Explained, it is a method of putting your money to work for you. It has the potential to be a tremendous tool for increasing your wealth. Compounding can help you plan for your future goals, like retirement.

The term “simple interest” refers to the fact that you earn interest on your principal. On the other hand, compound interest pays interest on both the principal and the accrued interest amount over time. This interest accumulates to a significant sum over time.

Here’s an example to demonstrate the power of compounding.

Vijay and Geeta each put in Rs 50,000 in an investment that pays a 10% yearly interest rate for ten years. Vijay prefers simple interest, while Geeta prefers compound interest (read re-invest).

Vijay would have a total corpus of Rs. 1 lakh at the end of ten years. Geeta, on the other side, would be paid Rs. 1.30 lakh.

Because the interest was calculated just on the original principal amount of Rs. 50,000 in Vijay’s case, this is the situation. In Geeta’s instance, however, the interest generated each year was added to the principal to compute the following year’s appeal. This aided her in increasing her earnings.

Compounding has a lot of advantages.

The value of time is one of the essential advantages that investors may gain from compounding. You could earn returns over time, and the yields on these returns may generate more returns, allowing you to expand your investments quickly.

It’s a good idea to save money and collect compound interest every year. But what if you invested a set amount every month? This modest gesture could help you earn more money in the long run. Let us investigate how this is feasible.

Your gains may accumulate at a considerably faster rate if you frequently invest over time.

Mutual funds and the power of compounding

We’ve discussed the advantages of investing a set amount regularly to take advantage of compound interest. However, there is a significant issue to be solved. Where should an investor put their money to get the most out of compounding?

Mutual funds are the answer.

Mutual funds are meant to enhance the benefits of compounding as an investment option. Systematic Investment Plans make this achievable (SIPs).

The following is how it works: A Systematic Investment Plan allows you to regularly invest a set amount in mutual funds (SIP). This could be done on a monthly, quarterly, or semi-annual basis. You can choose a fund, calculate the return on your investment using a SIP calculator, and make a SIP payment on the due date. Regularly investing through SIPs can help you increase your returns over time.

While most fund types are available through a SIP, you may want to choose equity funds for long-term goals such as retirement planning. This is because equities funds have the potential to provide higher long-term returns.

The most fantastic thing about SIPs is that they allow you to automate your payments by sending your bank a standing instruction. You can transfer money straight from your registered bank account to the mutual fund on the chosen day.

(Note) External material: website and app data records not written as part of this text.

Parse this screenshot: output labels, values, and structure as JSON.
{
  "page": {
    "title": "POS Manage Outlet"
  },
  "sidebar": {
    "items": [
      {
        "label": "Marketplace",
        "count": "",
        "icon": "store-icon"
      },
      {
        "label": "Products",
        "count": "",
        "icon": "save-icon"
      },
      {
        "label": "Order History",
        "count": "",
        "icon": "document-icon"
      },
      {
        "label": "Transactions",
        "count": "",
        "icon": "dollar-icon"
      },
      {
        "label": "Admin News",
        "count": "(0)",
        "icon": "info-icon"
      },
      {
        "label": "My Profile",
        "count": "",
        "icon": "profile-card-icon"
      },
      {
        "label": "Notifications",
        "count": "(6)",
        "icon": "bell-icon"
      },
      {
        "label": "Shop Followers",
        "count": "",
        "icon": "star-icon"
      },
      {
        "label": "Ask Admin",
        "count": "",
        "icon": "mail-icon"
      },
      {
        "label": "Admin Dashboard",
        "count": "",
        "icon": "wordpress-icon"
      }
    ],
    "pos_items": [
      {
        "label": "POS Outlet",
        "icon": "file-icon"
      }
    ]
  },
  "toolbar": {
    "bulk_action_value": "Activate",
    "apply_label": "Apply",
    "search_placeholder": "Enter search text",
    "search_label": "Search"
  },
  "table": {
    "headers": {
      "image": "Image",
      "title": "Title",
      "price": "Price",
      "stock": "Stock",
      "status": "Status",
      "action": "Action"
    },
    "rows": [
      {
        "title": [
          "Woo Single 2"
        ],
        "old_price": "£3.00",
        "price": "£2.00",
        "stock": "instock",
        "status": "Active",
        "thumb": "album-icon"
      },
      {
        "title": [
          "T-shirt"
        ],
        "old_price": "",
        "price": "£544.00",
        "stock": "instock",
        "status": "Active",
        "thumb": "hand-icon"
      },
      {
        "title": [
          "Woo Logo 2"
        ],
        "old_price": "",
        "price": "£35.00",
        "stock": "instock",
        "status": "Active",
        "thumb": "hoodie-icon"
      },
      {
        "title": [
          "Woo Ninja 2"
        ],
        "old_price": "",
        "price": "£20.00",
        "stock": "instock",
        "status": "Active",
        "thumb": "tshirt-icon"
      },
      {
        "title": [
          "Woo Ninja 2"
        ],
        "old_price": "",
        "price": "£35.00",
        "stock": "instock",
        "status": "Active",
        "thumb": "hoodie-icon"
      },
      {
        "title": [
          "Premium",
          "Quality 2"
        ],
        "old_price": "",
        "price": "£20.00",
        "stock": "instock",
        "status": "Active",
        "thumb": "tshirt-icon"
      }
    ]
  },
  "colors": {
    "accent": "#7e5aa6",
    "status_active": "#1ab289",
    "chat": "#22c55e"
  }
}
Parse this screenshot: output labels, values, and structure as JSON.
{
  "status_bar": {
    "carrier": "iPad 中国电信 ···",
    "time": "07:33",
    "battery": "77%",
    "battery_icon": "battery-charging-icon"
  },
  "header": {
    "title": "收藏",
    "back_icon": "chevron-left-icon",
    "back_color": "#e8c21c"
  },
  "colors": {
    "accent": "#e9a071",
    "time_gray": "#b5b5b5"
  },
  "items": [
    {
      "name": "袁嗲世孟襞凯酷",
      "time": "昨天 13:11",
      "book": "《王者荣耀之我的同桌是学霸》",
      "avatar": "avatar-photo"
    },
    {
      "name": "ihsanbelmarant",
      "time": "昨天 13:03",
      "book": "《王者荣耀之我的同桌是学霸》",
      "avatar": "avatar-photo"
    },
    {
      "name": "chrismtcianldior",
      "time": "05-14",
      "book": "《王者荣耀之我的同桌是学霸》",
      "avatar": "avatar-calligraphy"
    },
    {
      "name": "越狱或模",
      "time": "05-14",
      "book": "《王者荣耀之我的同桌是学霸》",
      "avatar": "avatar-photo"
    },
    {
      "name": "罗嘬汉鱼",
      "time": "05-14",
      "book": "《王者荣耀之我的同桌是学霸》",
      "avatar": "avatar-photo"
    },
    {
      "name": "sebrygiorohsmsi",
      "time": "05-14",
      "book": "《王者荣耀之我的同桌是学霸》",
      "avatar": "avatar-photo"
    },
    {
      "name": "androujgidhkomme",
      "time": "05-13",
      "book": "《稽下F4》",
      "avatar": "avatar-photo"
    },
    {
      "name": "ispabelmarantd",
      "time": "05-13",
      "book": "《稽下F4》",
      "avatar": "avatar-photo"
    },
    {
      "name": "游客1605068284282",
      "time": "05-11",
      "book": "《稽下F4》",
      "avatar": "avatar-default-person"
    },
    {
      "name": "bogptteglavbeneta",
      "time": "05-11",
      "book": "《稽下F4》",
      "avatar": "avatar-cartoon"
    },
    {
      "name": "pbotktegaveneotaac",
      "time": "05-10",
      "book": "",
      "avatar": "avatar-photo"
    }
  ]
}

As a result, you won’t have to be concerned about missing payment deadlines.

Key rules to enable the power of compounding

  • Control your expenses
  • Start early
  • Be disciplined
  • Learn patience